The Sketchy CDC: How The Agency Is Playing Both Sides Of The Fence On Sugary Soft Drinks
The Centers for Disease Control and Prevention sure seems like it is in disarray these days.
There’s the Zika panic, of course, which has launched a series of herky-jerky mandates from the agency, including a door-to-door urine sampling unit that cruised the neighborhood where the Zika-infected mosquitoes were thought to be found, to the travel ban issued for pregnant women going to Miami, to the heavy spraying of naled and other dangerous chemicals in neighborhoods where Zika-carrying mosquitoes are suspected to reside.
Then there’s another crisis that may not be so highly placed in the news anymore, but which is a deadly and ubiquitous one nonetheless: the obesity epidemic. And the CDC’s response has been puzzling to say the least.
With obesity bringing an increased risk for a host of health problems, including heart disease, stroke, type 2 diabetes, and several kinds of cancer, it has been targeted in several nations. Indeed, the World Health Organization has said that the aggressive marketing of soft drinks to children has had a direct impact on childhood obesity rates.
And via a soda tax, in which the sugary, empty drinks suddenly become pricier and thus sees their popularity fall, obesity rates are also predicted to fall. A soda tax passed in Mexico recently, and sales of the drinks plummeted.
That’s why municipalities like Berkeley California are passing or trying to pass legislation that taxes soda–a position one would think the CDC would fully endorse.
Indeed recent CDC research said that more aggressive action like the Mexican soda tax might be needed in order to get Americans to cut back.
But behind closed doors, the CDC’s attitude toward soda is hardly a united front. One source of consternation according to CDC insiders who are in the process of filing complaints is the ties between Michael Pratt, a senior advisor for global health–the CDC’s disease prevention unit–and Coca Cola’s pet interest group/front group International Life Sciences Institute.
Founded by Coke in 1978, the “institute” advocates for the beverage and food industries. And copious evidence has been uncovered showing that Pratt has been beating the drum for acceptance of the ILSI’s studies for years now.
This is troubling, as the ISLI has adopted a stance that calls not for reduced soda drinking–which would cut into profits–but rather for more exercise.
Now, of course, more exercise is not a bad thing. But to suggest that goevenrment should advocate only for kids to get up off their asses more and ignore the sugar epidemic that has blanketed the nation is absurd–especially when we have seen that soda taxes work.
But the CDC’s Pratt has served on a number of organizations created by Coke, acting as a scientific advisor to ISLI North America, and advising on a Coca-Cola-sponsored international study of childhood obesity.

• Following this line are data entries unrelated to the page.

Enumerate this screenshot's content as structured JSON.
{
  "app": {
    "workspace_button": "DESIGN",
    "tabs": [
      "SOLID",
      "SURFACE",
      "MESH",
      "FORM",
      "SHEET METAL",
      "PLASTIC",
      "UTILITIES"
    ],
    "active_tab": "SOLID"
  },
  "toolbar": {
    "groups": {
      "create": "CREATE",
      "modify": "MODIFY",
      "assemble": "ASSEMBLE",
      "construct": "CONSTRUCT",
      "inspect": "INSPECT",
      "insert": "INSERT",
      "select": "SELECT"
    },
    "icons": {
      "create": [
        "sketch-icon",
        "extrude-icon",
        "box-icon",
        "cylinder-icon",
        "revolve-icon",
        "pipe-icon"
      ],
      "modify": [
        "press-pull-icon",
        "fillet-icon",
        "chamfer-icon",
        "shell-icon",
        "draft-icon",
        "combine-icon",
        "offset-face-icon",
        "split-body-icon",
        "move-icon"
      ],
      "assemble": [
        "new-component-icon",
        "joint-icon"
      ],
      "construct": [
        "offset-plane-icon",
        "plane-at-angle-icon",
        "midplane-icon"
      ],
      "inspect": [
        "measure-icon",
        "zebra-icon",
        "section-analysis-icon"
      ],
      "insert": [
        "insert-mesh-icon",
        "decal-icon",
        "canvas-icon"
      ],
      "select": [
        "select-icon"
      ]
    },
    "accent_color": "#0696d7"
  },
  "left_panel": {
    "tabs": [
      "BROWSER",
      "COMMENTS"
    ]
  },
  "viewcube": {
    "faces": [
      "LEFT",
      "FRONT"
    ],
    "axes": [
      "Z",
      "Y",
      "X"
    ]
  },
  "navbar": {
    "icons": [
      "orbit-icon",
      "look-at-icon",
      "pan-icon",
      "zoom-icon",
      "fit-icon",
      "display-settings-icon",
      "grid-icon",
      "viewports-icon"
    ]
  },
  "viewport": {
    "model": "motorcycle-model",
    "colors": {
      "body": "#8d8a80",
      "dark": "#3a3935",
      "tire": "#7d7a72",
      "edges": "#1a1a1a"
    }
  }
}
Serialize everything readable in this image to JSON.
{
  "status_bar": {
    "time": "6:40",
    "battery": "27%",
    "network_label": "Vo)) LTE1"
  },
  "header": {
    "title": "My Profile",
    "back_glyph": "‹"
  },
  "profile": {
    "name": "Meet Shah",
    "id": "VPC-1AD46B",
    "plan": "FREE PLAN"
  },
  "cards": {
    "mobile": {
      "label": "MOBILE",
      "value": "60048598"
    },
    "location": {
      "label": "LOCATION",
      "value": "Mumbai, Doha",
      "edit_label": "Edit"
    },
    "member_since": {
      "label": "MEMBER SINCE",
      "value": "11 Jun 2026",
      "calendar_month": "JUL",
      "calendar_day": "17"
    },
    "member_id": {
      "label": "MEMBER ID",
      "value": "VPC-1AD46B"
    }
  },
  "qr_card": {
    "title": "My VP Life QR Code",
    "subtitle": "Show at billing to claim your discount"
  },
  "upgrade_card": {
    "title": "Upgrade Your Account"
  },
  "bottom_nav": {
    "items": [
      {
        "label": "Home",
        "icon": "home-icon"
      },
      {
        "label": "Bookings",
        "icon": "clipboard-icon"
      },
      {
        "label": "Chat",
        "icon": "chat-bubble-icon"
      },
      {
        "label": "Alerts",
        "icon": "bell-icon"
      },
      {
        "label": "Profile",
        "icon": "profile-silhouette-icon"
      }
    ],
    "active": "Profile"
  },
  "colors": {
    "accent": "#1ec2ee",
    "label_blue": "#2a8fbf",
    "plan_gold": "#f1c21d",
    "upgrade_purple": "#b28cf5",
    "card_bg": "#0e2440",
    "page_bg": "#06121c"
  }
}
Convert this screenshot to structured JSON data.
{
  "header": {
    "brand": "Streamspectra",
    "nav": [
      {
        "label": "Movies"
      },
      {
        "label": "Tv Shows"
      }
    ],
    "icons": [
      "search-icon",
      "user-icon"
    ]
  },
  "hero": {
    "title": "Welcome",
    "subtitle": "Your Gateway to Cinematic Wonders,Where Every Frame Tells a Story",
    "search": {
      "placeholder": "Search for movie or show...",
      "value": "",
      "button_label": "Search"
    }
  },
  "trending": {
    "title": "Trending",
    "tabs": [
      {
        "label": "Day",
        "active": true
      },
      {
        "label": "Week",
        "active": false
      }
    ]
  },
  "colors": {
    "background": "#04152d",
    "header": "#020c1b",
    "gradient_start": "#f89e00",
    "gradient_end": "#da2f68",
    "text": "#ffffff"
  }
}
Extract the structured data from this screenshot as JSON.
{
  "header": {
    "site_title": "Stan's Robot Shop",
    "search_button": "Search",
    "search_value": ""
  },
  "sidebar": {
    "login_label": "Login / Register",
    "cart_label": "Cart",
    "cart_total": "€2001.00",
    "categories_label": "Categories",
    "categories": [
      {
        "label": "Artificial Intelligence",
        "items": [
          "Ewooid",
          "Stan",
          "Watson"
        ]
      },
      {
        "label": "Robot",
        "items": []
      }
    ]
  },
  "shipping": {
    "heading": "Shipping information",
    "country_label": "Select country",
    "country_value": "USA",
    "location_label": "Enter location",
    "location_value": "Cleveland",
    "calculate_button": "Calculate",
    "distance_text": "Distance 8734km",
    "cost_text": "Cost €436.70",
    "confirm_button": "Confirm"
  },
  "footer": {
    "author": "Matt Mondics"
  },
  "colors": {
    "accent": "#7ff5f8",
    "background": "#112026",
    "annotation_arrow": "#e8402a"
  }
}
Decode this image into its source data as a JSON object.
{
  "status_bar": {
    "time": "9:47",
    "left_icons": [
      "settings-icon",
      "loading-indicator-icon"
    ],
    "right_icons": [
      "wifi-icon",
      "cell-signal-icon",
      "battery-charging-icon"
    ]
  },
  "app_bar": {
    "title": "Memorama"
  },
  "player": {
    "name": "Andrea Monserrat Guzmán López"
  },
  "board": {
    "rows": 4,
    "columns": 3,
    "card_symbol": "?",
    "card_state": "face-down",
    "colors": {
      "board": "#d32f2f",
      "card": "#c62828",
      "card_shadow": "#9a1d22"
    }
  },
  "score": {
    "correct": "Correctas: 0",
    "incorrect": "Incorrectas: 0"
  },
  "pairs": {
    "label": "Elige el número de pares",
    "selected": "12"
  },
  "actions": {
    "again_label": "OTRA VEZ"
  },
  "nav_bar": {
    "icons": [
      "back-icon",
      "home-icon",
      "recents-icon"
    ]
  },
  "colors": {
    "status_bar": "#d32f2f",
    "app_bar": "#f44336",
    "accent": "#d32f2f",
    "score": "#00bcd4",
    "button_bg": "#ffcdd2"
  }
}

Its time we call these rats out. There is far too much of this kind of captive agency behind-the-scenes work going on that directly harms the American people for the benefit of wealthy corporations. Write to the CDC today and demand that Michael Pratt resign.
Maybe one rat corpse nailed to the wall will scare the rest of them straight.